EXTRACTED ENTRIES Block Start

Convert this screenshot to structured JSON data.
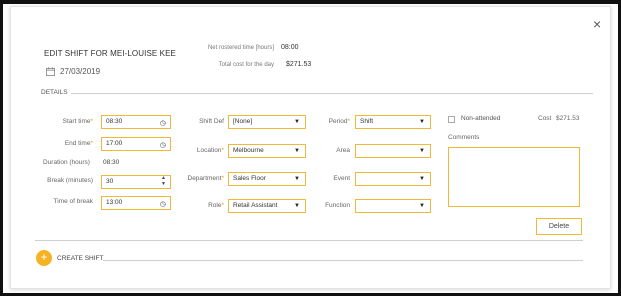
{
  "header": {
    "title": "EDIT SHIFT FOR MEI-LOUISE KEE",
    "date": "27/03/2019",
    "net_rostered_label": "Net rostered time [hours]",
    "net_rostered_value": "08:00",
    "total_cost_label": "Total cost for the day",
    "total_cost_value": "$271.53"
  },
  "close_icon": "×",
  "details": {
    "section_label": "DETAILS",
    "start_time": {
      "label": "Start time",
      "value": "08:30"
    },
    "end_time": {
      "label": "End time",
      "value": "17:00"
    },
    "duration": {
      "label": "Duration (hours)",
      "value": "08:30"
    },
    "break_minutes": {
      "label": "Break (minutes)",
      "value": "30"
    },
    "time_of_break": {
      "label": "Time of break",
      "value": "13:00"
    },
    "shift_def": {
      "label": "Shift Def",
      "value": "[None]"
    },
    "location": {
      "label": "Location",
      "value": "Melbourne"
    },
    "department": {
      "label": "Department",
      "value": "Sales Floor"
    },
    "role": {
      "label": "Role",
      "value": "Retail Assistant"
    },
    "period": {
      "label": "Period",
      "value": "Shift"
    },
    "area": {
      "label": "Area",
      "value": ""
    },
    "event": {
      "label": "Event",
      "value": ""
    },
    "function": {
      "label": "Function",
      "value": ""
    },
    "non_attended_label": "Non-attended",
    "cost_label": "Cost",
    "cost_value": "$271.53",
    "comments_label": "Comments",
    "comments_value": ""
  },
  "delete_label": "Delete",
  "create_shift_label": "CREATE SHIFT",
  "required_mark": "*",
  "colors": {
    "accent": "#f5b324",
    "field_border": "#f0b93a"
  },
  "icons": {
    "clock": "clock-icon",
    "calendar": "calendar-icon",
    "caret": "caret-down-icon",
    "spinner": "spinner-icon",
    "plus": "plus-icon"
  }
}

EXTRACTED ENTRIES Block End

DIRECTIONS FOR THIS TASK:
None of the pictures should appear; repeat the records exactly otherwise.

COMPLETED EXERCISE:
Convert this screenshot to structured JSON data.
{
  "header": {
    "title": "EDIT SHIFT FOR MEI-LOUISE KEE",
    "date": "27/03/2019",
    "net_rostered_label": "Net rostered time [hours]",
    "net_rostered_value": "08:00",
    "total_cost_label": "Total cost for the day",
    "total_cost_value": "$271.53"
  },
  "close_icon": "×",
  "details": {
    "section_label": "DETAILS",
    "start_time": {
      "label": "Start time",
      "value": "08:30"
    },
    "end_time": {
      "label": "End time",
      "value": "17:00"
    },
    "duration": {
      "label": "Duration (hours)",
      "value": "08:30"
    },
    "break_minutes": {
      "label": "Break (minutes)",
      "value": "30"
    },
    "time_of_break": {
      "label": "Time of break",
      "value": "13:00"
    },
    "shift_def": {
      "label": "Shift Def",
      "value": "[None]"
    },
    "location": {
      "label": "Location",
      "value": "Melbourne"
    },
    "department": {
      "label": "Department",
      "value": "Sales Floor"
    },
    "role": {
      "label": "Role",
      "value": "Retail Assistant"
    },
    "period": {
      "label": "Period",
      "value": "Shift"
    },
    "area": {
      "label": "Area",
      "value": ""
    },
    "event": {
      "label": "Event",
      "value": ""
    },
    "function": {
      "label": "Function",
      "value": ""
    },
    "non_attended_label": "Non-attended",
    "cost_label": "Cost",
    "cost_value": "$271.53",
    "comments_label": "Comments",
    "comments_value": ""
  },
  "delete_label": "Delete",
  "create_shift_label": "CREATE SHIFT",
  "required_mark": "*",
  "colors": {
    "accent": "#f5b324",
    "field_border": "#f0b93a"
  },
  "icons": {
    "clock": "clock-icon",
    "calendar": "calendar-icon",
    "caret": "caret-down-icon",
    "spinner": "spinner-icon",
    "plus": "plus-icon"
  }
}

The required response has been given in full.